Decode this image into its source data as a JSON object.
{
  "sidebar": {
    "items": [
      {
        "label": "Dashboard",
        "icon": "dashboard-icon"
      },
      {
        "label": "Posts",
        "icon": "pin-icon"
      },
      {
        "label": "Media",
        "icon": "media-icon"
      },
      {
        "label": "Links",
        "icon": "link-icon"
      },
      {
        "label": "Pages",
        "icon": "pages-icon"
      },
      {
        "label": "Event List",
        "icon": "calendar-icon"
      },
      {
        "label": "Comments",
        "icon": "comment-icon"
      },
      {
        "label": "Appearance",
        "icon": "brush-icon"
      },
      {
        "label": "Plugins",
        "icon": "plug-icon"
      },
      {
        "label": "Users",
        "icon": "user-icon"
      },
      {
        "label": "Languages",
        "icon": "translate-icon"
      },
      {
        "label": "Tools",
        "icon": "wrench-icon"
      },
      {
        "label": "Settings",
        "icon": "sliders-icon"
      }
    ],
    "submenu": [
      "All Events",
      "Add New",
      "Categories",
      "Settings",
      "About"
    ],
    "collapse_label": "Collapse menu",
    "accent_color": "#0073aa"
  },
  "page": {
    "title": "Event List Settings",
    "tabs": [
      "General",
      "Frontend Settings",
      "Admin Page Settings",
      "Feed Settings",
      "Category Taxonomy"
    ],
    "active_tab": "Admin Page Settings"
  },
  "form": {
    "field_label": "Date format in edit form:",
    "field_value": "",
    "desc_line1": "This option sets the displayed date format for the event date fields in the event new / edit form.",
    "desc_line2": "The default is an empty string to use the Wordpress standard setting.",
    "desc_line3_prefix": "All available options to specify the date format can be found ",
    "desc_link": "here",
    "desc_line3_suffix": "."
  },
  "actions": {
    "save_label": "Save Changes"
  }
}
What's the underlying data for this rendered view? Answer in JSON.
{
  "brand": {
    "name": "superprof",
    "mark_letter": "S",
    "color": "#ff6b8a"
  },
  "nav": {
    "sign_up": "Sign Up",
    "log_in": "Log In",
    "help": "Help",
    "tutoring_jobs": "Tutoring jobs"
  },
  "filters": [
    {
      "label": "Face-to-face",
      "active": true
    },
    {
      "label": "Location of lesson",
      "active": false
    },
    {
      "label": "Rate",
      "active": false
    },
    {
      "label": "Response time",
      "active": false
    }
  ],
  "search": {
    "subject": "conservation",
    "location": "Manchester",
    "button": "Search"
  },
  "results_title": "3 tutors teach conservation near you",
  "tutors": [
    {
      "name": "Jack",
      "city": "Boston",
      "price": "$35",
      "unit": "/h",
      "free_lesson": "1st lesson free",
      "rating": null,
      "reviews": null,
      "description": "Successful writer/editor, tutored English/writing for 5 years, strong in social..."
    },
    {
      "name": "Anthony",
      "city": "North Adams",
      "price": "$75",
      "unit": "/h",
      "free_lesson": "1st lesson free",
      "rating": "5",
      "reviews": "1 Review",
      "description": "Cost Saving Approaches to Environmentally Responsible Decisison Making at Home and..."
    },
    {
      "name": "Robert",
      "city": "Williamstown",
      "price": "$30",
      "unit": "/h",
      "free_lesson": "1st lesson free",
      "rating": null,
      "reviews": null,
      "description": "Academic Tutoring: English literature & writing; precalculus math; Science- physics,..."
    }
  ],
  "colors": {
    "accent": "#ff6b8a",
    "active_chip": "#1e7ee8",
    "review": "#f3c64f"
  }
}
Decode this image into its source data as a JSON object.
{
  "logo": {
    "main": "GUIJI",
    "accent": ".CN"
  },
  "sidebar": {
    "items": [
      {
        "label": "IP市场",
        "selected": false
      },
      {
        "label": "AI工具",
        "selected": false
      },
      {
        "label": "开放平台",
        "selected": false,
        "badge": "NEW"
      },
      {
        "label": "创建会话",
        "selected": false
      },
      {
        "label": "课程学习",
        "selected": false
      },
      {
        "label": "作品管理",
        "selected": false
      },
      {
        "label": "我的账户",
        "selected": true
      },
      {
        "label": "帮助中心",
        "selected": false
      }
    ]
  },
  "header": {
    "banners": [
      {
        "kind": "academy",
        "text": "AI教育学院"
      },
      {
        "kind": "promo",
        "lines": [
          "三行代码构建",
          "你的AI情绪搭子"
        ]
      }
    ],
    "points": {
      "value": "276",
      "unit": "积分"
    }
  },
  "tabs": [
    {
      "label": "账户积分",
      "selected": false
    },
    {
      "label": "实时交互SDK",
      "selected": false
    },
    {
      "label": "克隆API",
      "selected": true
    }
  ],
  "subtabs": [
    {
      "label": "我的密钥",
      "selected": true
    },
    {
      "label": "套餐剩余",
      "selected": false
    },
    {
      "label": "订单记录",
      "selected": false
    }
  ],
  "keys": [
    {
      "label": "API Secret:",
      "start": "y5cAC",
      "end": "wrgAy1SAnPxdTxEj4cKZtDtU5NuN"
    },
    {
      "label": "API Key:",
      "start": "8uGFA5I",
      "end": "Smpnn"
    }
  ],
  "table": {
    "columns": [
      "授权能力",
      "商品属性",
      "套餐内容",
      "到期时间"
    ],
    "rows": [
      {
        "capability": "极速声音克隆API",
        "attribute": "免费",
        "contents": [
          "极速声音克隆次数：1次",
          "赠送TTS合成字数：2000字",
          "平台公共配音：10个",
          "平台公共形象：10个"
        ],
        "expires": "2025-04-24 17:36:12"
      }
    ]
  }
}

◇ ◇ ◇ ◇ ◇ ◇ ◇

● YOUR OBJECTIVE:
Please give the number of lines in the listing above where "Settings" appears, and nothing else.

● RESPONSE BELOW:
7